(INFORMATION Opens)

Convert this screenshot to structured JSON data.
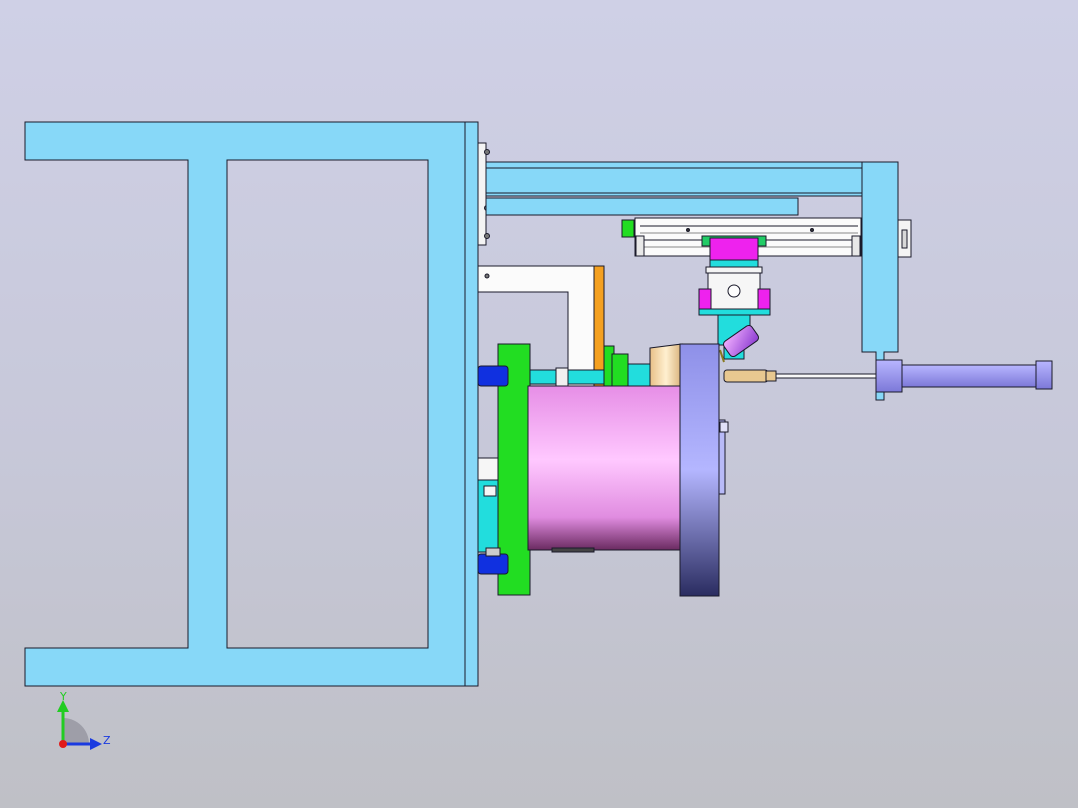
{
  "viewport": {
    "background_top": "#cfd0e6",
    "background_bottom": "#bfc0c6"
  },
  "colors": {
    "frame": "#87d8f8",
    "outline": "#1a1a2a",
    "plate_green": "#22dd22",
    "cylinder_pink": "#f0a8f0",
    "flange_blue": "#9a9cf0",
    "magenta": "#ee22ee",
    "cyan": "#22dddd",
    "bolt_blue": "#1030e0",
    "orange": "#f4a020",
    "rod_tan": "#e8c890",
    "cylinder_purple": "#9a96f0"
  },
  "triad": {
    "y_label": "Y",
    "z_label": "Z",
    "y_color": "#22cc22",
    "z_color": "#1a3ae0",
    "origin_color": "#e01a1a"
  }
}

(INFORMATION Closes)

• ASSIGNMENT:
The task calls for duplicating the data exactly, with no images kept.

• SOLVED PROBLEM:
Convert this screenshot to structured JSON data.
{
  "viewport": {
    "background_top": "#cfd0e6",
    "background_bottom": "#bfc0c6"
  },
  "colors": {
    "frame": "#87d8f8",
    "outline": "#1a1a2a",
    "plate_green": "#22dd22",
    "cylinder_pink": "#f0a8f0",
    "flange_blue": "#9a9cf0",
    "magenta": "#ee22ee",
    "cyan": "#22dddd",
    "bolt_blue": "#1030e0",
    "orange": "#f4a020",
    "rod_tan": "#e8c890",
    "cylinder_purple": "#9a96f0"
  },
  "triad": {
    "y_label": "Y",
    "z_label": "Z",
    "y_color": "#22cc22",
    "z_color": "#1a3ae0",
    "origin_color": "#e01a1a"
  }
}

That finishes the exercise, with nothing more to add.